START Entries shown

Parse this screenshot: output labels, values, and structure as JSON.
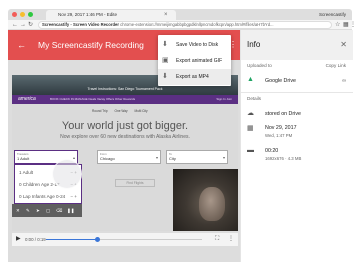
{
  "window": {
    "tab_title": "Nov 29, 2017 1:46 PM - Edite",
    "profile": "Screencastify",
    "address_prefix": "Screencastify - Screen Video Recorder",
    "address_url": "chrome-extension://mmeijimgabbpbgpdklnllpncmdofkcpn/app.html#/files/aH7bYd..."
  },
  "app_bar": {
    "title": "My Screencastify Recording"
  },
  "menu": {
    "items": [
      {
        "label": "Save Video to Disk",
        "icon": "download-icon"
      },
      {
        "label": "Export animated GIF",
        "icon": "gif-icon"
      },
      {
        "label": "Export as MP4",
        "icon": "download-icon"
      }
    ]
  },
  "video": {
    "hero_caption": "Travel Instructions: San Diego Tournament Pack",
    "site_logo": "america",
    "nav_links": "BOOK  CHECK IN  MANAGE  Deals  Vacay Offers  Other Rewards",
    "nav_right": "Sign In  Join",
    "trip_tabs": [
      "Round Trip",
      "One Way",
      "Multi City"
    ],
    "headline": "Your world just got bigger.",
    "subhead": "Now explore over 60 new destinations with Alaska Airlines.",
    "form": {
      "traveler_label": "Travelers",
      "traveler_value": "1 Adult",
      "destination_label": "From",
      "destination_value": "Chicago",
      "start_label": "To",
      "start_value": "City",
      "find_button": "Find Flights"
    },
    "popup_rows": [
      {
        "label": "1 Adult",
        "controls": "−  +"
      },
      {
        "label": "0 Children Age 2-17",
        "controls": "−  +"
      },
      {
        "label": "0 Lap Infants Age 0-24",
        "controls": "−  +"
      }
    ]
  },
  "player": {
    "current_time": "0:00 / 0:19",
    "progress": 0.33
  },
  "info": {
    "title": "Info",
    "uploaded_to_label": "Uploaded to",
    "copy_link": "Copy Link",
    "service": "Google Drive",
    "details_label": "Details",
    "stored_label": "stored on Drive",
    "date": "Nov 29, 2017",
    "date_time": "Wed, 1:47 PM",
    "duration": "00:20",
    "resolution_size": "1692x676 · 4.3 MB"
  }
}
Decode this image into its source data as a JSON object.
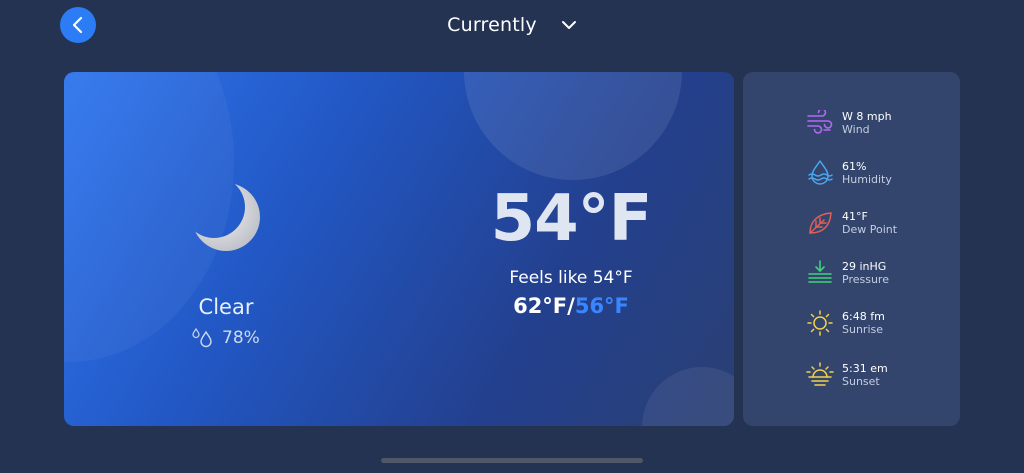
{
  "header": {
    "title": "Currently"
  },
  "current": {
    "condition": "Clear",
    "precip_chance": "78%",
    "temperature": "54°F",
    "feels_like": "Feels like 54°F",
    "high": "62°F",
    "separator": "/",
    "low": "56°F"
  },
  "details": [
    {
      "icon": "wind-icon",
      "value": "W 8 mph",
      "label": "Wind",
      "color": "#b06bf0"
    },
    {
      "icon": "humidity-icon",
      "value": "61%",
      "label": "Humidity",
      "color": "#4aa6f0"
    },
    {
      "icon": "dew-point-icon",
      "value": "41°F",
      "label": "Dew Point",
      "color": "#e0605a"
    },
    {
      "icon": "pressure-icon",
      "value": "29 inHG",
      "label": "Pressure",
      "color": "#3fd17a"
    },
    {
      "icon": "sunrise-icon",
      "value": "6:48 fm",
      "label": "Sunrise",
      "color": "#f2d14b"
    },
    {
      "icon": "sunset-icon",
      "value": "5:31 em",
      "label": "Sunset",
      "color": "#f2d14b"
    }
  ],
  "colors": {
    "accent": "#2b7cf5",
    "low_temp": "#3a86ff",
    "background": "#243352",
    "side_card": "#33456d"
  }
}
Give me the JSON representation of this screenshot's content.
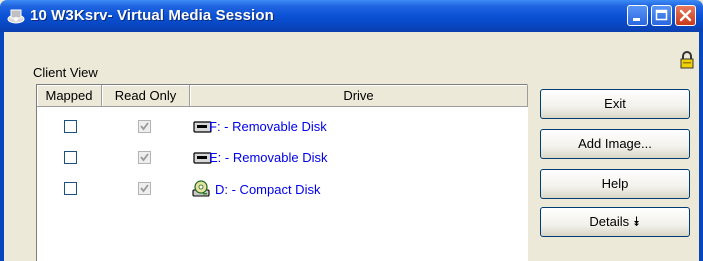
{
  "window": {
    "title": "10 W3Ksrv- Virtual Media Session"
  },
  "client_view": {
    "label": "Client View",
    "columns": [
      "Mapped",
      "Read Only",
      "Drive"
    ],
    "rows": [
      {
        "mapped": false,
        "read_only": true,
        "drive_icon": "removable-disk-icon",
        "drive": "F: - Removable Disk"
      },
      {
        "mapped": false,
        "read_only": true,
        "drive_icon": "removable-disk-icon",
        "drive": "E: - Removable Disk"
      },
      {
        "mapped": false,
        "read_only": true,
        "drive_icon": "compact-disk-icon",
        "drive": "D: - Compact Disk"
      }
    ]
  },
  "buttons": {
    "exit": "Exit",
    "add_image": "Add Image...",
    "help": "Help",
    "details": "Details ⯯"
  },
  "icons": {
    "app": "virtual-media-icon",
    "lock": "lock-icon",
    "minimize": "minimize-icon",
    "maximize": "maximize-icon",
    "close": "close-icon"
  },
  "colors": {
    "titlebar": "#0a52d6",
    "window_bg": "#ece9d8",
    "link_text": "#0000ee",
    "close_button": "#c8391a"
  }
}
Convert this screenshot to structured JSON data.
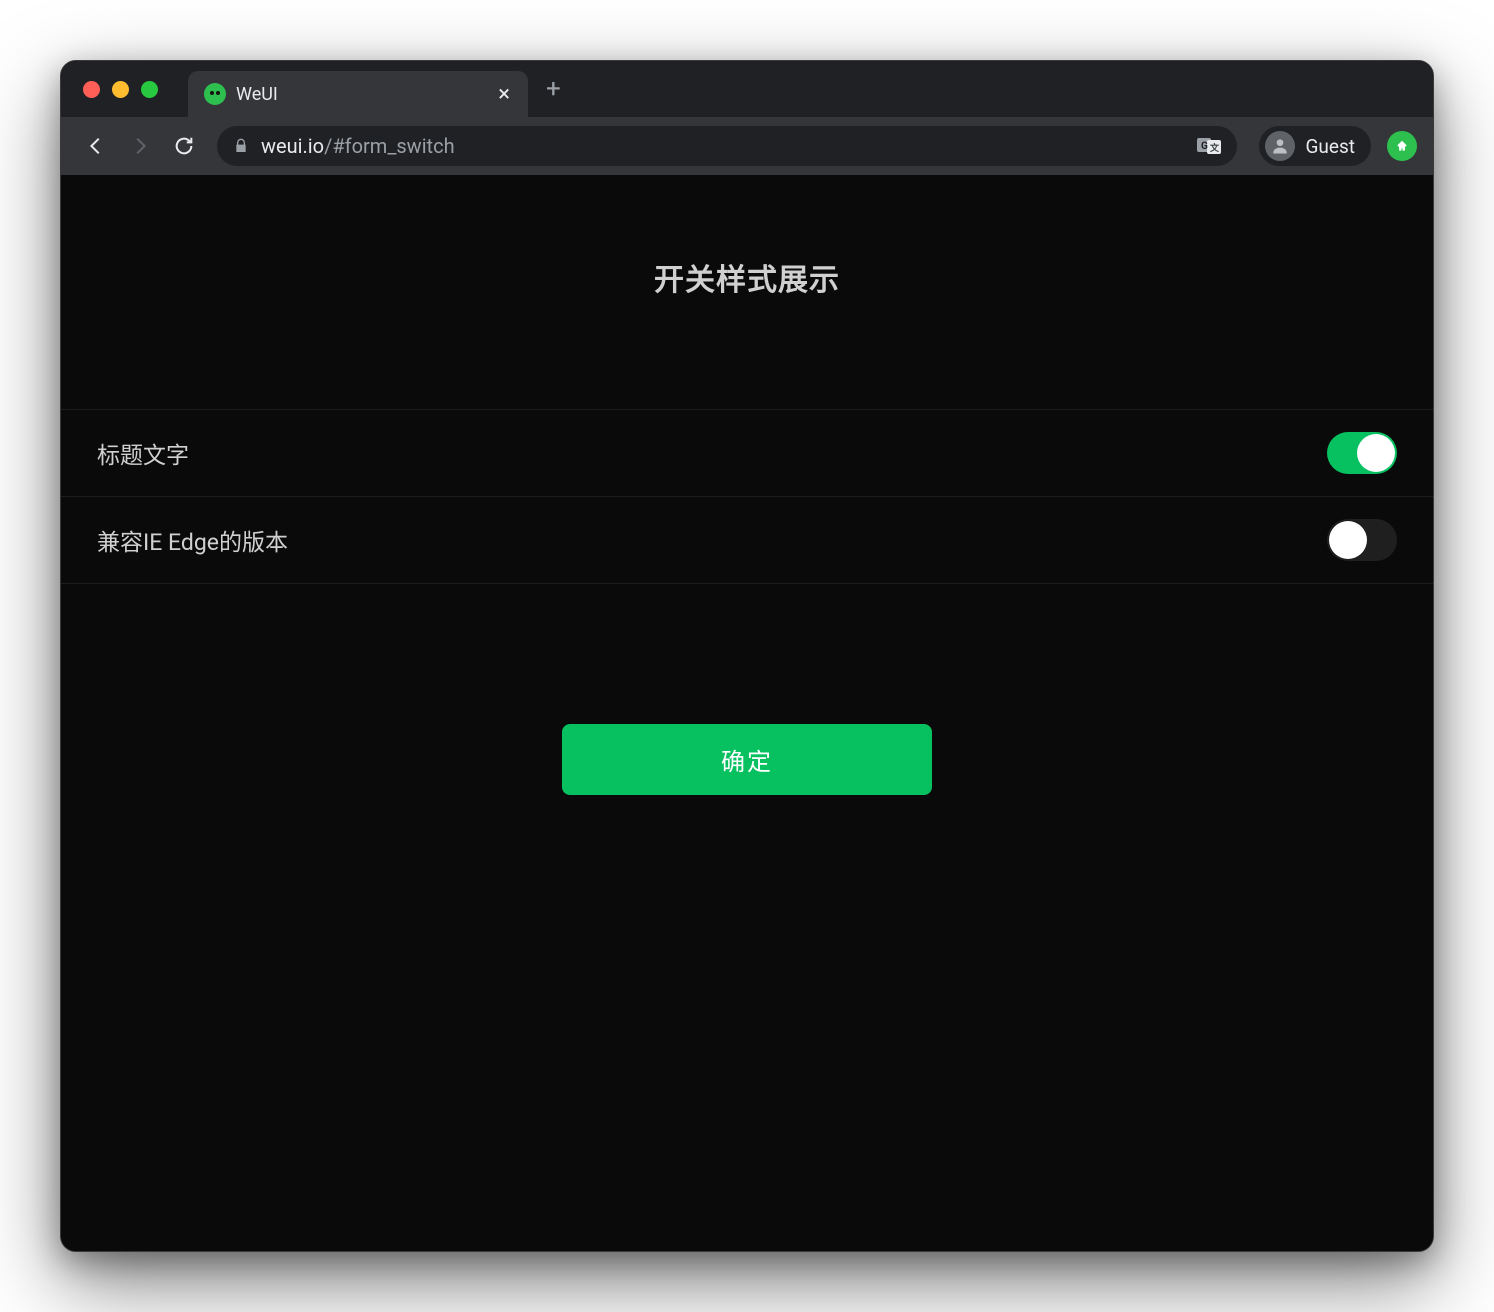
{
  "browser": {
    "tab_title": "WeUI",
    "url_host": "weui.io",
    "url_path": "/#form_switch",
    "profile_label": "Guest",
    "new_tab_glyph": "+",
    "close_glyph": "×"
  },
  "page": {
    "title": "开关样式展示",
    "cells": [
      {
        "label": "标题文字",
        "on": true
      },
      {
        "label": "兼容IE Edge的版本",
        "on": false
      }
    ],
    "confirm_label": "确定"
  },
  "colors": {
    "accent": "#07c160"
  }
}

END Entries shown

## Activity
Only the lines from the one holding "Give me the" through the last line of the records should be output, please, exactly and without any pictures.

## Your response
Give me the JSON representation of this screenshot's content.
{
  "window": {
    "title": "10 W3Ksrv- Virtual Media Session"
  },
  "client_view": {
    "label": "Client View",
    "columns": [
      "Mapped",
      "Read Only",
      "Drive"
    ],
    "rows": [
      {
        "mapped": false,
        "read_only": true,
        "drive_icon": "removable-disk-icon",
        "drive": "F: - Removable Disk"
      },
      {
        "mapped": false,
        "read_only": true,
        "drive_icon": "removable-disk-icon",
        "drive": "E: - Removable Disk"
      },
      {
        "mapped": false,
        "read_only": true,
        "drive_icon": "compact-disk-icon",
        "drive": "D: - Compact Disk"
      }
    ]
  },
  "buttons": {
    "exit": "Exit",
    "add_image": "Add Image...",
    "help": "Help",
    "details": "Details ⯯"
  },
  "icons": {
    "app": "virtual-media-icon",
    "lock": "lock-icon",
    "minimize": "minimize-icon",
    "maximize": "maximize-icon",
    "close": "close-icon"
  },
  "colors": {
    "titlebar": "#0a52d6",
    "window_bg": "#ece9d8",
    "link_text": "#0000ee",
    "close_button": "#c8391a"
  }
}
Convert this screenshot to structured JSON data.
{
  "browser": {
    "tab_title": "WeUI",
    "url_host": "weui.io",
    "url_path": "/#form_switch",
    "profile_label": "Guest",
    "new_tab_glyph": "+",
    "close_glyph": "×"
  },
  "page": {
    "title": "开关样式展示",
    "cells": [
      {
        "label": "标题文字",
        "on": true
      },
      {
        "label": "兼容IE Edge的版本",
        "on": false
      }
    ],
    "confirm_label": "确定"
  },
  "colors": {
    "accent": "#07c160"
  }
}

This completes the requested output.